InvestSMART chief executive Ron Hodge said the product is the first of its kind and allows the firm to tap into lower-balance clients who are excluded from InvestSMART's other offering of professionally managed accounts which require a $10,000 minimum.
As it scales up, the firm also plans to marry the repayment stream from the fundlater product with its high-net-worth clients who seek a high-yield income product.
"We have a lot of high-balance clients because of our capped fee...And all of those guys are looking for high-yields and this is a pretty safe product. So the whole idea is how do we match up our high-balance clients with low-balance clients," Hodge said.
"There's other [considerations] with respect to the peer-to-peer lending products as to how do we structure it, whether we do it through a retail corporate note or something."
He said fundlater is in its pilot or first phase.

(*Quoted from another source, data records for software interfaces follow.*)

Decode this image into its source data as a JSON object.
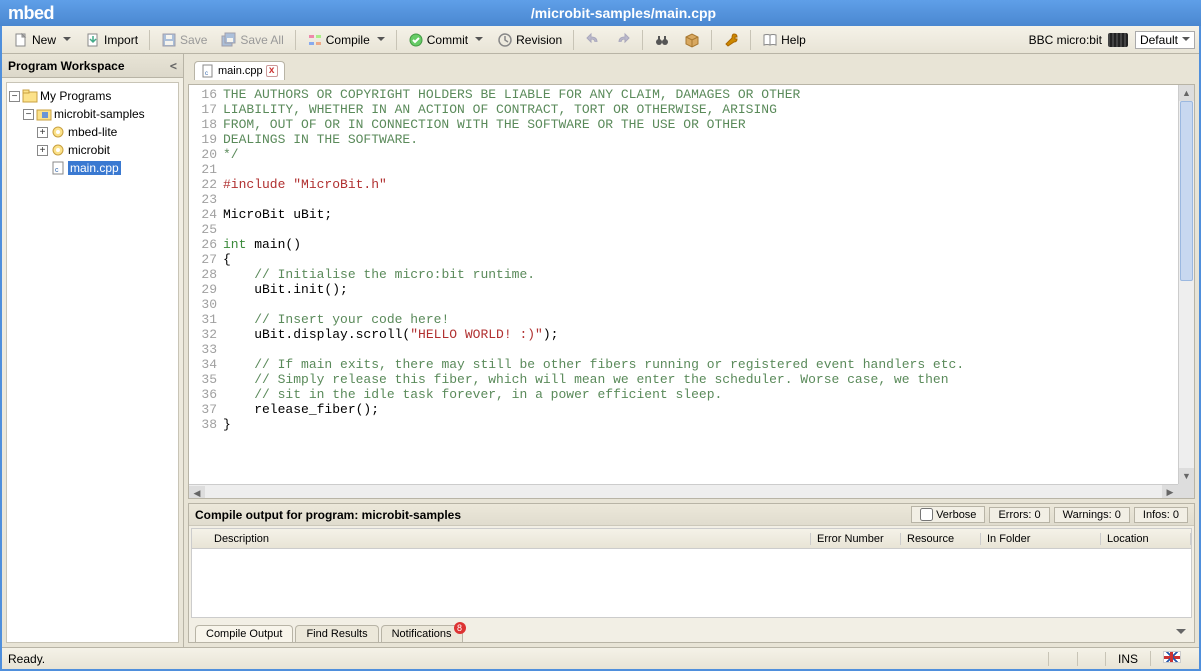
{
  "titlebar": {
    "logo": "mbed",
    "path": "/microbit-samples/main.cpp"
  },
  "toolbar": {
    "new": "New",
    "import": "Import",
    "save": "Save",
    "saveall": "Save All",
    "compile": "Compile",
    "commit": "Commit",
    "revision": "Revision",
    "help": "Help",
    "device": "BBC micro:bit",
    "profile": "Default"
  },
  "sidebar": {
    "title": "Program Workspace",
    "root": "My Programs",
    "proj": "microbit-samples",
    "items": [
      "mbed-lite",
      "microbit",
      "main.cpp"
    ]
  },
  "tab": {
    "name": "main.cpp"
  },
  "code": [
    {
      "n": 16,
      "t": "THE AUTHORS OR COPYRIGHT HOLDERS BE LIABLE FOR ANY CLAIM, DAMAGES OR OTHER",
      "c": "cm"
    },
    {
      "n": 17,
      "t": "LIABILITY, WHETHER IN AN ACTION OF CONTRACT, TORT OR OTHERWISE, ARISING",
      "c": "cm"
    },
    {
      "n": 18,
      "t": "FROM, OUT OF OR IN CONNECTION WITH THE SOFTWARE OR THE USE OR OTHER",
      "c": "cm"
    },
    {
      "n": 19,
      "t": "DEALINGS IN THE SOFTWARE.",
      "c": "cm"
    },
    {
      "n": 20,
      "t": "*/",
      "c": "cm"
    },
    {
      "n": 21,
      "t": "",
      "c": ""
    },
    {
      "n": 22,
      "seg": [
        {
          "t": "#include ",
          "c": "pp"
        },
        {
          "t": "\"MicroBit.h\"",
          "c": "pp"
        }
      ]
    },
    {
      "n": 23,
      "t": "",
      "c": ""
    },
    {
      "n": 24,
      "t": "MicroBit uBit;",
      "c": ""
    },
    {
      "n": 25,
      "t": "",
      "c": ""
    },
    {
      "n": 26,
      "seg": [
        {
          "t": "int",
          "c": "kw"
        },
        {
          "t": " main()",
          "c": ""
        }
      ]
    },
    {
      "n": 27,
      "t": "{",
      "c": ""
    },
    {
      "n": 28,
      "seg": [
        {
          "t": "    ",
          "c": ""
        },
        {
          "t": "// Initialise the micro:bit runtime.",
          "c": "cm"
        }
      ]
    },
    {
      "n": 29,
      "t": "    uBit.init();",
      "c": ""
    },
    {
      "n": 30,
      "t": "",
      "c": ""
    },
    {
      "n": 31,
      "seg": [
        {
          "t": "    ",
          "c": ""
        },
        {
          "t": "// Insert your code here!",
          "c": "cm"
        }
      ]
    },
    {
      "n": 32,
      "seg": [
        {
          "t": "    uBit.display.scroll(",
          "c": ""
        },
        {
          "t": "\"HELLO WORLD! :)\"",
          "c": "st"
        },
        {
          "t": ");",
          "c": ""
        }
      ]
    },
    {
      "n": 33,
      "t": "",
      "c": ""
    },
    {
      "n": 34,
      "seg": [
        {
          "t": "    ",
          "c": ""
        },
        {
          "t": "// If main exits, there may still be other fibers running or registered event handlers etc.",
          "c": "cm"
        }
      ]
    },
    {
      "n": 35,
      "seg": [
        {
          "t": "    ",
          "c": ""
        },
        {
          "t": "// Simply release this fiber, which will mean we enter the scheduler. Worse case, we then",
          "c": "cm"
        }
      ]
    },
    {
      "n": 36,
      "seg": [
        {
          "t": "    ",
          "c": ""
        },
        {
          "t": "// sit in the idle task forever, in a power efficient sleep.",
          "c": "cm"
        }
      ]
    },
    {
      "n": 37,
      "t": "    release_fiber();",
      "c": ""
    },
    {
      "n": 38,
      "t": "}",
      "c": ""
    }
  ],
  "output": {
    "title_prefix": "Compile output for program: ",
    "program": "microbit-samples",
    "verbose": "Verbose",
    "errors": "Errors: 0",
    "warnings": "Warnings: 0",
    "infos": "Infos: 0",
    "cols": {
      "desc": "Description",
      "errnum": "Error Number",
      "res": "Resource",
      "folder": "In Folder",
      "loc": "Location"
    },
    "tabs": {
      "compile": "Compile Output",
      "find": "Find Results",
      "notif": "Notifications"
    },
    "notif_count": "8"
  },
  "status": {
    "ready": "Ready.",
    "ins": "INS"
  }
}
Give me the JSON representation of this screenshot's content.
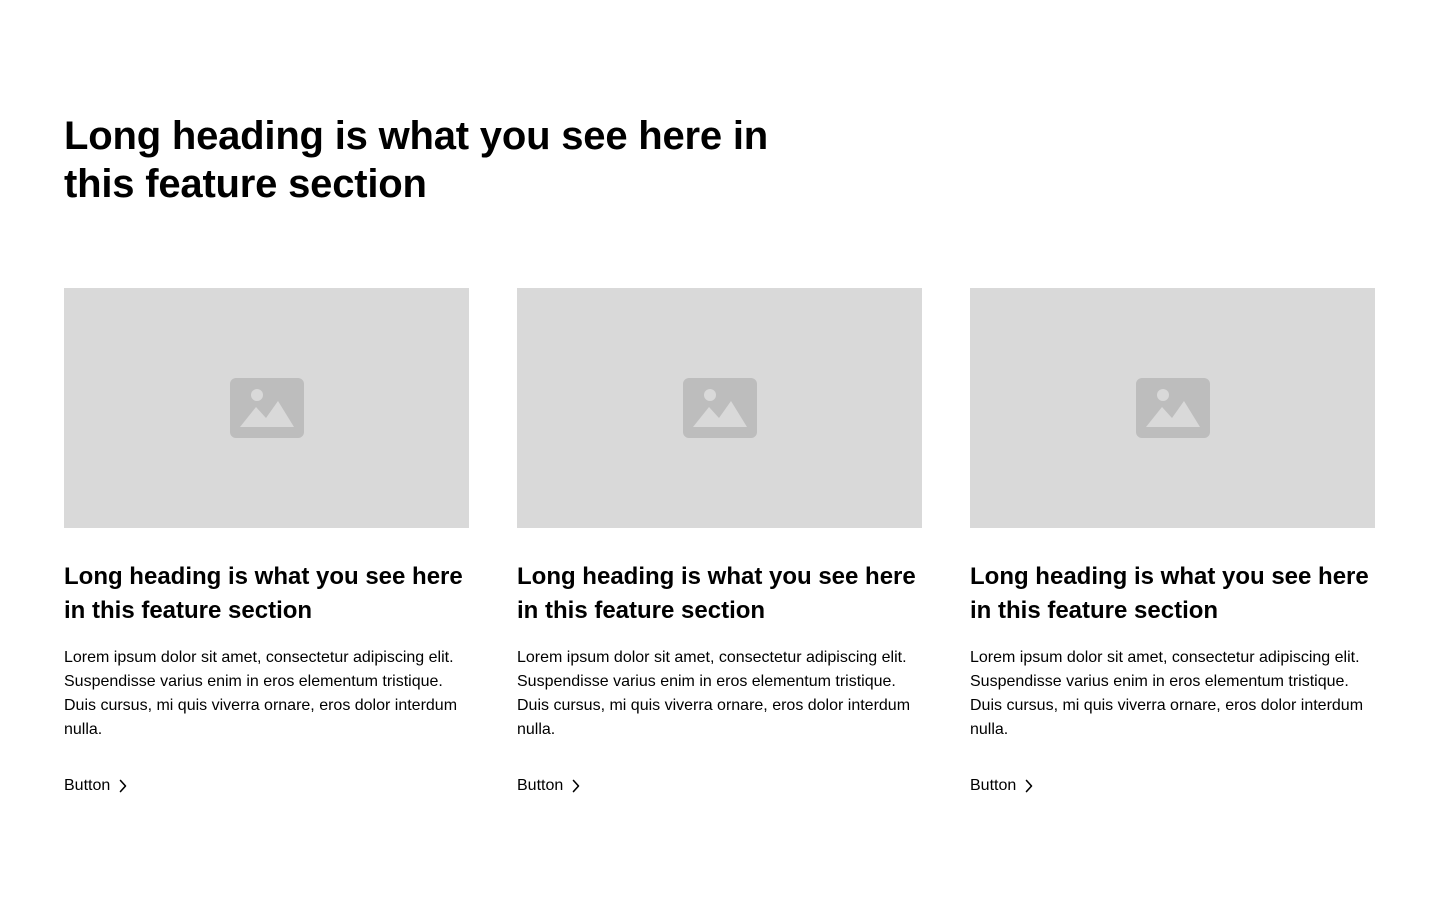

The firm is aiming for $20 million in the second phase, followed by $100 million in the third phase.
For lower-balance investors, the firm wants to make the distinction between buy-now-pay-later providers and its product.
"We don't want people thinking it's sort of like an AfterPay. It's a way for you to get a significant investment upfront and then pay it off over 20 months," Hodge said.